Thread Count Has Very Little to Do With Luxurious Sheets
One of the most important pieces of information that I have learned as a researcher is that unless there is a large government controlled penalty for publishing something that is absolutely false, then almost anyone can say anything. And for those of us that really like knowing the truth without all the fluff and the exaggeration, sometimes that can be VERY DIFFICULT.
Thread count in regards to linens somehow became a cash cow for the textile industry. In the 60s and 70s, nothing was listed higher than a 180 thread count.
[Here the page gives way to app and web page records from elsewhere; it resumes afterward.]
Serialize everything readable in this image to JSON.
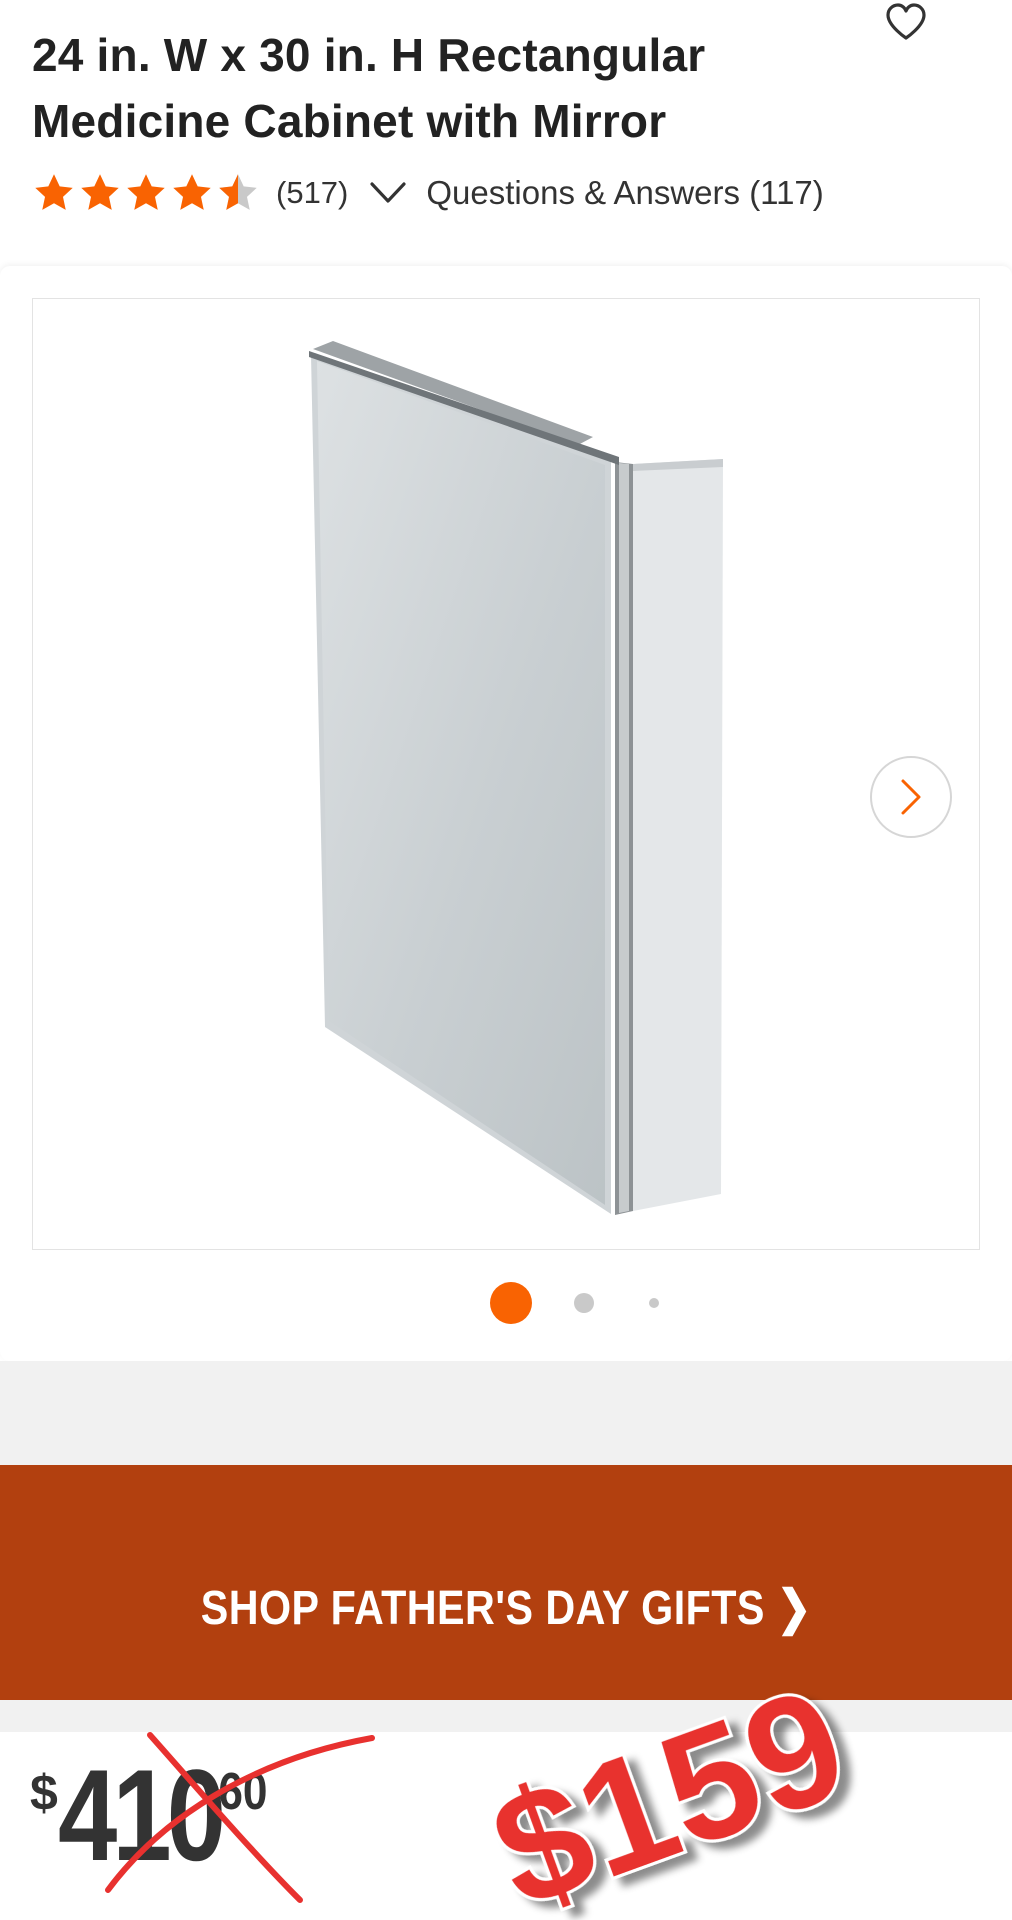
{
  "product": {
    "title_line1": "24 in. W x 30 in. H Rectangular",
    "title_line2": "Medicine Cabinet with Mirror",
    "rating": 4.5,
    "review_count": "(517)",
    "qa_label": "Questions & Answers (117)"
  },
  "gallery": {
    "image_count": 3,
    "active_index": 0
  },
  "promo": {
    "label": "SHOP FATHER'S DAY GIFTS ❯"
  },
  "price": {
    "currency": "$",
    "old_dollars": "410",
    "old_cents": "60",
    "sale_text": "$159"
  },
  "colors": {
    "accent": "#f96302",
    "banner": "#b2400f",
    "sale_red": "#e8312f",
    "text": "#333333"
  },
  "icons": [
    "heart-icon",
    "star-icon",
    "chevron-down-icon",
    "chevron-right-icon"
  ]
}
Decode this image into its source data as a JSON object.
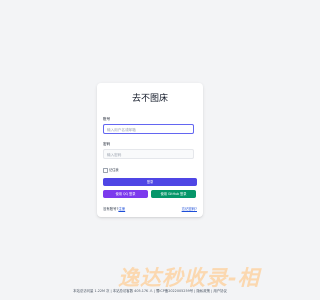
{
  "login": {
    "title": "去不图床",
    "account_label": "账号",
    "account_placeholder": "输入用户名或邮箱",
    "password_label": "密码",
    "password_placeholder": "输入密码",
    "remember_label": "记住我",
    "login_button": "登录",
    "qq_login_button": "使用 QQ 登录",
    "github_login_button": "使用 GitHub 登录",
    "no_account_text": "没有账号?",
    "register_link": "注册",
    "forgot_password_link": "忘记密码?"
  },
  "watermark": "逸达秒收录-",
  "watermark_tail": "相",
  "footer": {
    "text": "本站总访问量 1.22M 次 | 本站总访客数 405.17K 人 | 蜀ICP备2022005259号 | 隐私政策 | 用户协议"
  },
  "colors": {
    "page_bg": "#f3f4f6",
    "primary": "#4f46e5",
    "qq": "#7c3aed",
    "github": "#059669"
  }
}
And here’s an obvious observation: fabric and thread count cannot possibly improve over 2000% in the last fifty years.
So why do some of us think that thread count is the answer to luxury? We at DreamFit have struggled with this dilemma for quite awhile because textiles are what we are all about. We understand why thread count has been exaggerated, but wow, the advertising arm of untruths is a powerful beast.
I often go to Consumer Reports and publications in that same genre for trusted unbiased ways to explain common misconceptions that I write about. Izabela Rutkowski’s Consumer Reports article “Higher thread count doesn’t guarantee better sheets” confirms that a higher thread count doesn't guarantee better sheets. What is Thread Count?
According to Pat Slaven, a textile expert for Consumer Reports, “Thread count is the number of vertical and horizontal threads per square inch. Not long ago, sheets typically had thread counts of 120 with 60 horizontal and 60 vertical threads.
So why is it that we see 1,000 thread count sheets but it is virtually impossible get that many threads on a loom?
To get that higher number, manufacturers use thinner strands of fabric twisted together as if they were one. Then they double, triple or even quadruple the thread count to make the number more attractive to the consumer. “It ups the count but doesn’t give you a better sheet,” says Slaven. “The sweet spot is 400.”
According to Consumer Reports most recent sheet test, the top-scoring sheet had a thread count of only 280. “Spending money on sheets that have more than a 400 thread count is not necessary,” says Slaven.” Instead, focus on the fabric the sheets are made of. Combed cotton, Egyptian cotton, or Pima cotton are the best choices. Read the labels closely.”
Daily Mail's January 2017 Investigation, "The Truth About Posh Sheets and Thread Count" agrees, “the term ‘thread count’ refers to the idea that the more threads they cram in, the more luxurious the sheet.” Supposedly.
Some manufacturers count the strands that make up an individual thread as additional threads, meaning a thread count of 600 might really be just 300 double-ply threads.
Other factors include finish and tightness of weave. For example, sateen is cotton yarn woven like satin for a lustrous sheen, while percale is a closely woven thread-count of more than 200.
So, the reality is thread count is a great advertising gimmick but it doesn’t mean anything in the world of comfort and what feels best to you. Softness and durability are actually the result of fabric woven with high quality long cotton fibers and extra long fibers. Super high thread counts will cause the cotton fabric to lose its breathability and coolness. Don't fall for it!!
At DreamFit, we want you to love our sheets. Period. We want your bedtime experience to be all that a luxurious night should be which is one of the reasons we have so many choices and so many different textures and types of beautiful sheets. All of our cotton sheets are woven with the highest quality extra long stable fibers from around the world to insure silky soft and durable comfort.
We pride ourselves in our quality and commitment to beautiful soft sheets that stay put and stay soft and beautiful. Thread count is just a very small part of our intricate research and design. And now you know why. We aren’t afraid of honesty because honestly, our sheets don’t need anything other than one luxurious night of sleep and you will understand exactly why we are as successful as we are. Don’t just trust us; try us.